- The records:

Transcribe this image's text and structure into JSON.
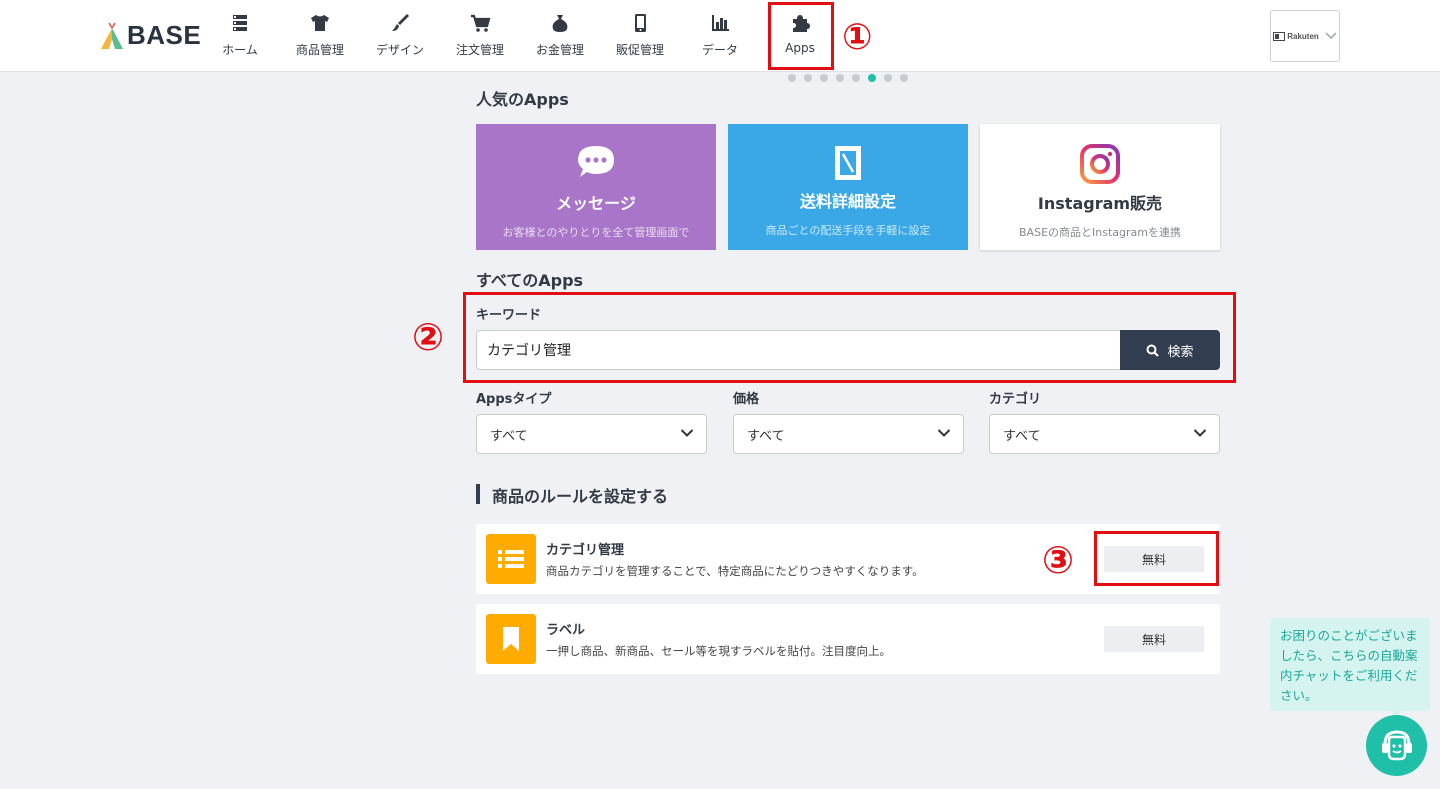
{
  "header": {
    "logo_text": "BASE",
    "nav": [
      {
        "label": "ホーム",
        "icon": "home-list-icon"
      },
      {
        "label": "商品管理",
        "icon": "tshirt-icon"
      },
      {
        "label": "デザイン",
        "icon": "paintbrush-icon"
      },
      {
        "label": "注文管理",
        "icon": "cart-icon"
      },
      {
        "label": "お金管理",
        "icon": "money-bag-icon"
      },
      {
        "label": "販促管理",
        "icon": "smartphone-icon"
      },
      {
        "label": "データ",
        "icon": "bar-chart-icon"
      },
      {
        "label": "Apps",
        "icon": "puzzle-icon"
      }
    ],
    "store_switcher_label": "Rakuten"
  },
  "annotations": {
    "one": "①",
    "two": "②",
    "three": "③"
  },
  "carousel": {
    "dot_count": 8,
    "active_index": 5
  },
  "popular": {
    "title": "人気のApps",
    "cards": [
      {
        "title": "メッセージ",
        "desc": "お客様とのやりとりを全て管理画面で",
        "color": "#a975c8"
      },
      {
        "title": "送料詳細設定",
        "desc": "商品ごとの配送手段を手軽に設定",
        "color": "#3aa8e6"
      },
      {
        "title": "Instagram販売",
        "desc": "BASEの商品とInstagramを連携",
        "color": "#ffffff"
      }
    ]
  },
  "all_apps": {
    "title": "すべてのApps",
    "keyword_label": "キーワード",
    "keyword_value": "カテゴリ管理",
    "search_button": "検索",
    "filters": [
      {
        "label": "Appsタイプ",
        "value": "すべて"
      },
      {
        "label": "価格",
        "value": "すべて"
      },
      {
        "label": "カテゴリ",
        "value": "すべて"
      }
    ]
  },
  "results": {
    "section_title": "商品のルールを設定する",
    "apps": [
      {
        "name": "カテゴリ管理",
        "desc": "商品カテゴリを管理することで、特定商品にたどりつきやすくなります。",
        "price": "無料"
      },
      {
        "name": "ラベル",
        "desc": "一押し商品、新商品、セール等を現すラベルを貼付。注目度向上。",
        "price": "無料"
      }
    ]
  },
  "chat": {
    "message": "お困りのことがございましたら、こちらの自動案内チャットをご利用ください。"
  },
  "colors": {
    "accent": "#1fbfa8",
    "annotation_red": "#e20f12",
    "app_icon": "#ffab00",
    "dark_button": "#333d50"
  }
}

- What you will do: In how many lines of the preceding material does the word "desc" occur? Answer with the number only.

- Answer: 5